"The stranger came early in February, one wintry day, through a biting wind and a driving snow, the last snowfall of the year, over the down, walking from Bramblehurst railway station, and carrying a little black portmanteau in his thickly gloved hand. "
"...The snow had piled itself against his shoulders and chest, and added a white crest to the burden he carried. He staggered into the "Coach and Horses..."
Coach and Horses
"Mrs. Hall lit the fire and left him there while she went to prepare him a meal with her own hands. A guest to stop at Iping in the wintertime was an unheard-of piece of luck, let alone a guest who was no "haggler," and she was resolved to show herself worthy of her good fortune."

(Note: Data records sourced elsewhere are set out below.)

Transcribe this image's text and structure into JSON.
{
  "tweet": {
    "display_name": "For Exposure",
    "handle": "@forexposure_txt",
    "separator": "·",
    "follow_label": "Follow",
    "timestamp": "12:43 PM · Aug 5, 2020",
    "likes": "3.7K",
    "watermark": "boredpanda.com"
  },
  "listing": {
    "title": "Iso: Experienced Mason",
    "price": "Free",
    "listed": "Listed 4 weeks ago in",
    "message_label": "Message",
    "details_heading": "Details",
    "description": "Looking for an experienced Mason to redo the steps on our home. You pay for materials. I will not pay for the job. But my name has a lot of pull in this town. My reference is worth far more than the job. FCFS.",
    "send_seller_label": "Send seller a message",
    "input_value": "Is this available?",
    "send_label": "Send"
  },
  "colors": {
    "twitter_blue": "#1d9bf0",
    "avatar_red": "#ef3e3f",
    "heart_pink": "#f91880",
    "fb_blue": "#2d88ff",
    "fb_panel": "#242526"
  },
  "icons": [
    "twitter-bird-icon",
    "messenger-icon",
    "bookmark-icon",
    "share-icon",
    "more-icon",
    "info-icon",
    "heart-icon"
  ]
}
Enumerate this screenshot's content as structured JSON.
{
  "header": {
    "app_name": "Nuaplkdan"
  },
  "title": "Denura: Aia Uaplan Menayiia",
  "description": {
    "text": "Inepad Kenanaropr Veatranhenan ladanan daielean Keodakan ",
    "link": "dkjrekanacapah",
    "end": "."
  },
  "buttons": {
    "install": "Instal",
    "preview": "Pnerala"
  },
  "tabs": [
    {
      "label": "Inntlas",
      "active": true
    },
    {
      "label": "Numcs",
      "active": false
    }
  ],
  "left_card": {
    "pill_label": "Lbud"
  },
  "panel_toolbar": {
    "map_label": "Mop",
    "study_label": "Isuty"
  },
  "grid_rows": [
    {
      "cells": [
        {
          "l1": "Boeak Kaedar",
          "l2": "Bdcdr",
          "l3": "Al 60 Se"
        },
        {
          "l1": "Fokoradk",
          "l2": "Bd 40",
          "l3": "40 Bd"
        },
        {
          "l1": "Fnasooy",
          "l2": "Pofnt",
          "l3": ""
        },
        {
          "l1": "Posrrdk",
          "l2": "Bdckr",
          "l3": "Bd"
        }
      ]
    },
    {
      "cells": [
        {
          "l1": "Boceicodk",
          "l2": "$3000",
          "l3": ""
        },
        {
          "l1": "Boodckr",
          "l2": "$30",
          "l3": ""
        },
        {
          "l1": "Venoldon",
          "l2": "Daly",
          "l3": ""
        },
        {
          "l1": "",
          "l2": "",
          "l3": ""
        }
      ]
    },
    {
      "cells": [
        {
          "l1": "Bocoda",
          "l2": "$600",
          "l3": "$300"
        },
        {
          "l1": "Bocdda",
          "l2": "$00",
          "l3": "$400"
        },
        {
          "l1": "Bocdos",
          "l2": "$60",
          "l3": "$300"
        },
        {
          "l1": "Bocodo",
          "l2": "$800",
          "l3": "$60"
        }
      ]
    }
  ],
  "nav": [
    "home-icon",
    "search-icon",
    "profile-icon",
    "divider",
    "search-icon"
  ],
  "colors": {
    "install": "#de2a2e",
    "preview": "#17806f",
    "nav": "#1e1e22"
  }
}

"Although the fire was burning up briskly, she was surprised to see that her visitor still wore his hat and coat, standing with his back to her and staring out of the window at the falling snow in the yard. His gloved hands were clasped behind him, and he seemed to be lost in thought."
"Teddy Henfrey, the clock-jobber, came into the bar. "My sakes! Mrs. Hall," said he, "but this is terrible weather for thin boots!" The snow outside was falling faster."

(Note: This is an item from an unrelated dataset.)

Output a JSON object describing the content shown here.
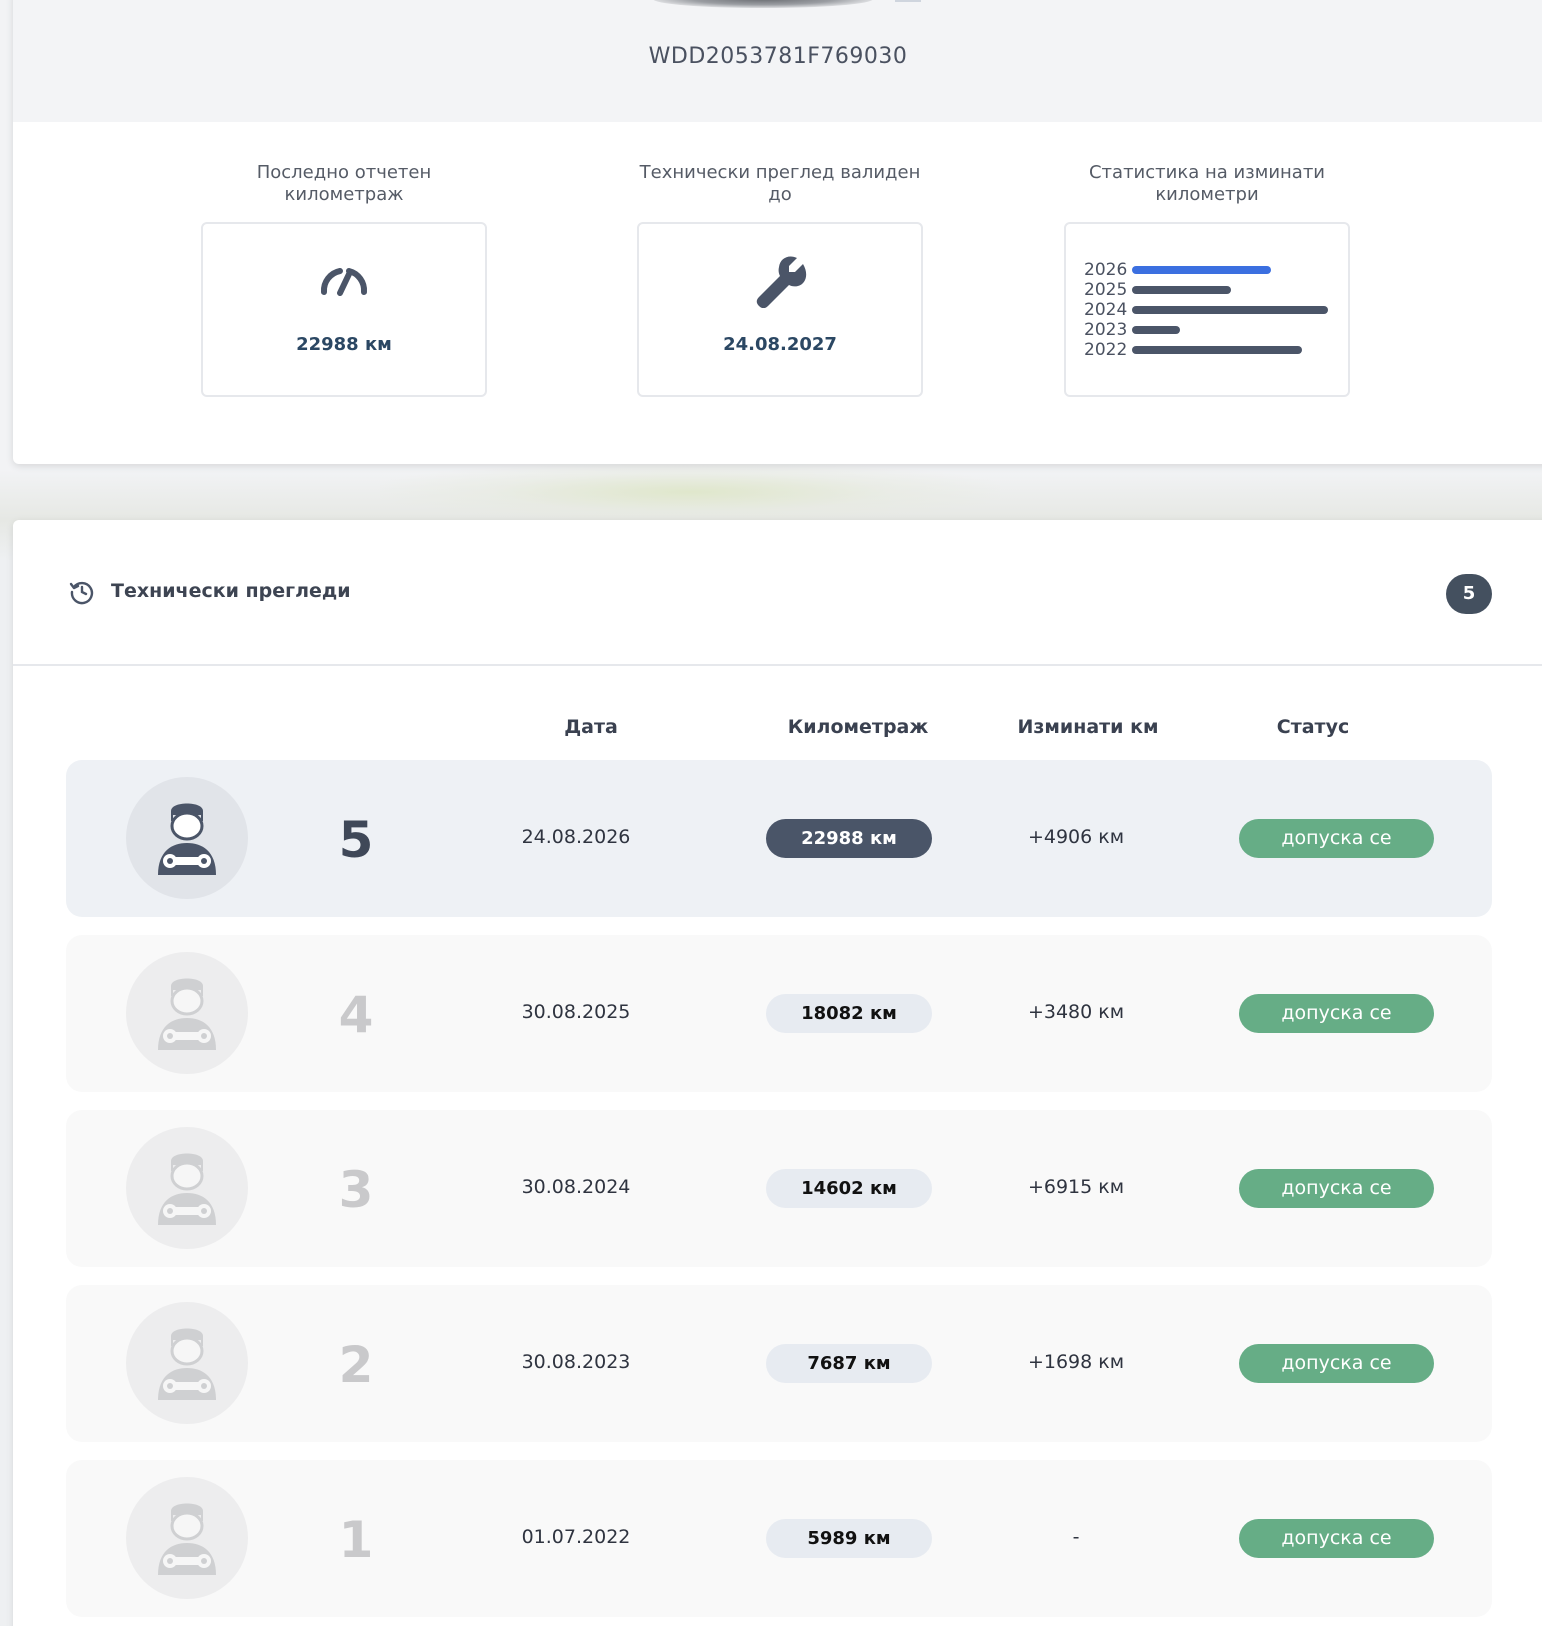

"But for a second it seemed to her that the man she looked at had an enormous mouth wide open—a vast and incredible mouth that swallowed the whole of the lower portion of his face."